**TASK:**
Set the following entries down again exactly, line by line.

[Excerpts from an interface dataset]
• • • • • • •

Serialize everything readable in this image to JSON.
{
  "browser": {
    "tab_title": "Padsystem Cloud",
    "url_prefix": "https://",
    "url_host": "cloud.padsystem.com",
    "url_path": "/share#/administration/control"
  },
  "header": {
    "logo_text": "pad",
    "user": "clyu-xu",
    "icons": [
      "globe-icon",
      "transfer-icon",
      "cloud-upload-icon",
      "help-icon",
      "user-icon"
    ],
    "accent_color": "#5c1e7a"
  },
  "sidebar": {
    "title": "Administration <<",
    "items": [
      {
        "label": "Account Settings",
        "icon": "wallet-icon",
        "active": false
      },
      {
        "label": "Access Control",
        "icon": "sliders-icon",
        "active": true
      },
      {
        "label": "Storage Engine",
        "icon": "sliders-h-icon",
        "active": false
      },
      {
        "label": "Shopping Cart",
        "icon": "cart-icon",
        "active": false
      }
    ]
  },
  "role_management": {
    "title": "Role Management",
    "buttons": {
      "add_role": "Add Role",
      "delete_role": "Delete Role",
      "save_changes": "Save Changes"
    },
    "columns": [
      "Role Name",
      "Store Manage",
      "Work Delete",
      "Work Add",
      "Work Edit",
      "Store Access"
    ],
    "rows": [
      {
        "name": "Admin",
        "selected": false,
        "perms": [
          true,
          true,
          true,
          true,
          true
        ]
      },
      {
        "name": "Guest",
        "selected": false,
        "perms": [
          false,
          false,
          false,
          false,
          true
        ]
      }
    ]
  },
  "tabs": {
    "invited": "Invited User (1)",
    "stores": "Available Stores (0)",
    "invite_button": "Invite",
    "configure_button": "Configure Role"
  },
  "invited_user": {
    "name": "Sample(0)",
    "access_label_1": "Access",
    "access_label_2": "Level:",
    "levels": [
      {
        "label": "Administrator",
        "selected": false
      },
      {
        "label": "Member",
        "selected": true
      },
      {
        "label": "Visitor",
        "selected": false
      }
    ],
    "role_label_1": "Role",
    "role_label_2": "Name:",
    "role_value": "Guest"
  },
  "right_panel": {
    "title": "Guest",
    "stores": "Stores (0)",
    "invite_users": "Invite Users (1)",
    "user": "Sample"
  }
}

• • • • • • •

**SOLUTION:**
Serialize everything readable in this image to JSON.
{
  "browser": {
    "tab_title": "Padsystem Cloud",
    "url_prefix": "https://",
    "url_host": "cloud.padsystem.com",
    "url_path": "/share#/administration/control"
  },
  "header": {
    "logo_text": "pad",
    "user": "clyu-xu",
    "icons": [
      "globe-icon",
      "transfer-icon",
      "cloud-upload-icon",
      "help-icon",
      "user-icon"
    ],
    "accent_color": "#5c1e7a"
  },
  "sidebar": {
    "title": "Administration <<",
    "items": [
      {
        "label": "Account Settings",
        "icon": "wallet-icon",
        "active": false
      },
      {
        "label": "Access Control",
        "icon": "sliders-icon",
        "active": true
      },
      {
        "label": "Storage Engine",
        "icon": "sliders-h-icon",
        "active": false
      },
      {
        "label": "Shopping Cart",
        "icon": "cart-icon",
        "active": false
      }
    ]
  },
  "role_management": {
    "title": "Role Management",
    "buttons": {
      "add_role": "Add Role",
      "delete_role": "Delete Role",
      "save_changes": "Save Changes"
    },
    "columns": [
      "Role Name",
      "Store Manage",
      "Work Delete",
      "Work Add",
      "Work Edit",
      "Store Access"
    ],
    "rows": [
      {
        "name": "Admin",
        "selected": false,
        "perms": [
          true,
          true,
          true,
          true,
          true
        ]
      },
      {
        "name": "Guest",
        "selected": false,
        "perms": [
          false,
          false,
          false,
          false,
          true
        ]
      }
    ]
  },
  "tabs": {
    "invited": "Invited User (1)",
    "stores": "Available Stores (0)",
    "invite_button": "Invite",
    "configure_button": "Configure Role"
  },
  "invited_user": {
    "name": "Sample(0)",
    "access_label_1": "Access",
    "access_label_2": "Level:",
    "levels": [
      {
        "label": "Administrator",
        "selected": false
      },
      {
        "label": "Member",
        "selected": true
      },
      {
        "label": "Visitor",
        "selected": false
      }
    ],
    "role_label_1": "Role",
    "role_label_2": "Name:",
    "role_value": "Guest"
  },
  "right_panel": {
    "title": "Guest",
    "stores": "Stores (0)",
    "invite_users": "Invite Users (1)",
    "user": "Sample"
  }
}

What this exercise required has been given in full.